Entries taken from a collection:
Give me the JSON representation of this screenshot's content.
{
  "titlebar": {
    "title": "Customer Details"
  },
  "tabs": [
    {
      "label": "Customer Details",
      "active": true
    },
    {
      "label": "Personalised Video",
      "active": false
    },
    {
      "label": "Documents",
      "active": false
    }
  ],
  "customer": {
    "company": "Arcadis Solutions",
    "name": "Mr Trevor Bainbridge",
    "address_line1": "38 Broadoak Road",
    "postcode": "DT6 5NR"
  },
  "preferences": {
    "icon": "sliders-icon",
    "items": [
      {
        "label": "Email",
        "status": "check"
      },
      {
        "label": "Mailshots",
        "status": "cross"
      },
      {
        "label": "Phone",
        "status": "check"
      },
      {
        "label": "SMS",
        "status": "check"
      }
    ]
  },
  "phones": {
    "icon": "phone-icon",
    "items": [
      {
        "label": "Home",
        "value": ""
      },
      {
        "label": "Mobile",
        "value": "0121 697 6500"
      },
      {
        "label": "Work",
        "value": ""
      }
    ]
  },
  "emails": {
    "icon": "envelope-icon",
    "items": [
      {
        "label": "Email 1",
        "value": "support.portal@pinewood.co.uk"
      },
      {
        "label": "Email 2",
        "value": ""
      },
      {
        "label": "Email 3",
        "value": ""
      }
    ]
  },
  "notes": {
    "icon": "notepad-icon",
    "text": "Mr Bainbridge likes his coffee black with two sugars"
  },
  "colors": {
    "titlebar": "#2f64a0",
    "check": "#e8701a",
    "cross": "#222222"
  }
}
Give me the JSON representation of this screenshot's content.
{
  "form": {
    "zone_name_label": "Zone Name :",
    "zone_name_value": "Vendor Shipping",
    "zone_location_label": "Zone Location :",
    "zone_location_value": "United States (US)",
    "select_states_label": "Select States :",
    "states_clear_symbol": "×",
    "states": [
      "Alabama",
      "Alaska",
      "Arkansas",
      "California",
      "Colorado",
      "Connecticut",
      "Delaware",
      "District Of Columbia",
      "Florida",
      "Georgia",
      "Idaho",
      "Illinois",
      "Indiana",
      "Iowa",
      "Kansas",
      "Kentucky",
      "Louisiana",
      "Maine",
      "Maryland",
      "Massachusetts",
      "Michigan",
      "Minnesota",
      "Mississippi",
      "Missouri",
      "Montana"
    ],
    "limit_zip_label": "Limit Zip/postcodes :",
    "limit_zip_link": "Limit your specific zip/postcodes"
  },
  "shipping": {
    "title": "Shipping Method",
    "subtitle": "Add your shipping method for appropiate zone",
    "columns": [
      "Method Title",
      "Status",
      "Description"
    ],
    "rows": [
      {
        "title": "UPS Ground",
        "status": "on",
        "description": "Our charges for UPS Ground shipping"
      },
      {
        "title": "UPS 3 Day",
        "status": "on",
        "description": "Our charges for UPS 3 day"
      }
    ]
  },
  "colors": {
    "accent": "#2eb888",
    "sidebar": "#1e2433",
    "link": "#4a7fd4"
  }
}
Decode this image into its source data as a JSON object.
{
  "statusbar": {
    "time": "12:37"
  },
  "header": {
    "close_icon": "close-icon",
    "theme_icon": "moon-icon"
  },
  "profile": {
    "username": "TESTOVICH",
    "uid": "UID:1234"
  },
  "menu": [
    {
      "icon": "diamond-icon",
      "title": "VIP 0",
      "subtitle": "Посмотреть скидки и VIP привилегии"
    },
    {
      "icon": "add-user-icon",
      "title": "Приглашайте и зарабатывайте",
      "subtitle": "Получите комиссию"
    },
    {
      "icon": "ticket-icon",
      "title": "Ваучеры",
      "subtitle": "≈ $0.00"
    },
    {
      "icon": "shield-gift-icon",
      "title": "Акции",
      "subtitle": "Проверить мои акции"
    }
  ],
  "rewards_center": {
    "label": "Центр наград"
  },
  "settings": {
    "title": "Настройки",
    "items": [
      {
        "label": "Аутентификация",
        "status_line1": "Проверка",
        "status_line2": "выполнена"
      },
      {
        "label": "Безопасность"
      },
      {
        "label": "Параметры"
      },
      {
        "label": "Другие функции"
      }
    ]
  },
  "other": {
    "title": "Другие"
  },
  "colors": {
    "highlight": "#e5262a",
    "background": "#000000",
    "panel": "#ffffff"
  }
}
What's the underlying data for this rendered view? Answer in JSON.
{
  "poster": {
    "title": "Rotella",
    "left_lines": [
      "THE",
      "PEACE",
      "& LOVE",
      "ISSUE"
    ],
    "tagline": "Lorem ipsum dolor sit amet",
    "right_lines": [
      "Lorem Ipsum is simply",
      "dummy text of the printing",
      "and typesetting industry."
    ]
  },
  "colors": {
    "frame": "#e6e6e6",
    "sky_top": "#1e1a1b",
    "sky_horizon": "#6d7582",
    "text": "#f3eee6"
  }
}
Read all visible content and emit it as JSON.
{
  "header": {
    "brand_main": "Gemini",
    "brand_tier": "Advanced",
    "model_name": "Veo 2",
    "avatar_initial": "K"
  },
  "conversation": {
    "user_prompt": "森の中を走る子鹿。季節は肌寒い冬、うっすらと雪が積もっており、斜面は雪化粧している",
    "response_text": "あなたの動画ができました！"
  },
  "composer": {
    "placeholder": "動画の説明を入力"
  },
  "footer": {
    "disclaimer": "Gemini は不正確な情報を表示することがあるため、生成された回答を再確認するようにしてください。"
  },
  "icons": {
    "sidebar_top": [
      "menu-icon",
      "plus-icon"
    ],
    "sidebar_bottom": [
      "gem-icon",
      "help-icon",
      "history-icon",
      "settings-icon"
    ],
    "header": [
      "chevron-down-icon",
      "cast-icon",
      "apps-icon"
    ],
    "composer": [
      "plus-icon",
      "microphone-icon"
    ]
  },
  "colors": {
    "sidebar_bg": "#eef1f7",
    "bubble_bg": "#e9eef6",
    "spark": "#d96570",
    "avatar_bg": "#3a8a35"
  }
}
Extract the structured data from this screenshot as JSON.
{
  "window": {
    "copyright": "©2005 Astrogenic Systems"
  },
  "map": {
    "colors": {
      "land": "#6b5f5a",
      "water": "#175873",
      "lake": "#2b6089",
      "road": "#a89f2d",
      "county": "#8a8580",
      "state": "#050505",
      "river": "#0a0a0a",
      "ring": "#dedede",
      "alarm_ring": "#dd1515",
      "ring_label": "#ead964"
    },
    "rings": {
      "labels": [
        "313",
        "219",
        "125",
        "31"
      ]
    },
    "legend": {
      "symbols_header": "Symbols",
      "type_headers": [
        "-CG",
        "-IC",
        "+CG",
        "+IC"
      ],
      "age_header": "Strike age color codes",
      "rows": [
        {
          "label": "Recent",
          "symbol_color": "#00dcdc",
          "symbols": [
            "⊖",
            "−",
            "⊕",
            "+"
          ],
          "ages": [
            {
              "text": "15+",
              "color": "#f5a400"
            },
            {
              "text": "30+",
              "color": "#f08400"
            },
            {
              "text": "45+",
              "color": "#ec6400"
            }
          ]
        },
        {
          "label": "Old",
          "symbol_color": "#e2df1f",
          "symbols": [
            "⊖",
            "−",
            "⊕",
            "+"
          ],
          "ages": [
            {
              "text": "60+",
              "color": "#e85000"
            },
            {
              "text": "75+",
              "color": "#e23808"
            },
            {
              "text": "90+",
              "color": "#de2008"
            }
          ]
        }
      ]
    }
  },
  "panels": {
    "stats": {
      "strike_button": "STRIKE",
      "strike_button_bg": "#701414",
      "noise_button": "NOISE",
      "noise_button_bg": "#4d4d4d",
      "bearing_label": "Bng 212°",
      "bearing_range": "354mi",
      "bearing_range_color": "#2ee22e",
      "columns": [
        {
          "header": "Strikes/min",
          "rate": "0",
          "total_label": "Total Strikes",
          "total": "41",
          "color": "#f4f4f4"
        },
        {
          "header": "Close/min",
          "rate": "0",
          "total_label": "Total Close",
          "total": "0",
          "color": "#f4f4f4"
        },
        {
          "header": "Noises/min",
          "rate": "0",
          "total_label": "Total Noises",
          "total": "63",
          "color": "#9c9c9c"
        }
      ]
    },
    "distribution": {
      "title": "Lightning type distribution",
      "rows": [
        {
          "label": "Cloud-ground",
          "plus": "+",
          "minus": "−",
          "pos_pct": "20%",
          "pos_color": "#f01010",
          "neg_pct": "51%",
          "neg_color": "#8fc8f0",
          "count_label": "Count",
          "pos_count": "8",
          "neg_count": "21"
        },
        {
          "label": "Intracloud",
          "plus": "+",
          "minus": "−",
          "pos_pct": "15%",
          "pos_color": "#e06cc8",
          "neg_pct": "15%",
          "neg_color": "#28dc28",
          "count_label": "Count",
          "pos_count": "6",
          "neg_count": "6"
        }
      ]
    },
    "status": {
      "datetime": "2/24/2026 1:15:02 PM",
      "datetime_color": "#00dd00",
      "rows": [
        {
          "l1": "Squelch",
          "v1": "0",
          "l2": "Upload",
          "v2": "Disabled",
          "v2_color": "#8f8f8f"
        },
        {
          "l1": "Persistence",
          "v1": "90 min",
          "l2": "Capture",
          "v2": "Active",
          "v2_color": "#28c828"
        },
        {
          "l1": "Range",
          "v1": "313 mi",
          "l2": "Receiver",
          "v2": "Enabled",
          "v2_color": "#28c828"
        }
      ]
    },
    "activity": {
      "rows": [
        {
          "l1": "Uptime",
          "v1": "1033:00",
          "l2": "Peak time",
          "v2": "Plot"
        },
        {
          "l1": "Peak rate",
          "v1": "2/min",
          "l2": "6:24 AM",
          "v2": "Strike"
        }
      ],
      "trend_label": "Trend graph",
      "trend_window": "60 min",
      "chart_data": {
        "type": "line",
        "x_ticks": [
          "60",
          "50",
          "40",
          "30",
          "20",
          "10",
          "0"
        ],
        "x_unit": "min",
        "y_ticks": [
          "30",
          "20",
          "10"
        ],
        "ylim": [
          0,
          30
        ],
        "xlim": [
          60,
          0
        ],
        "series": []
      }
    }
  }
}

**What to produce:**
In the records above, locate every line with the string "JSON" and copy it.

**Expected output:**
Give me the JSON representation of this screenshot's content.
Give me the JSON representation of this screenshot's content.
Decode this image into its source data as a JSON object.
What's the underlying data for this rendered view? Answer in JSON.
Read all visible content and emit it as JSON.
Extract the structured data from this screenshot as JSON.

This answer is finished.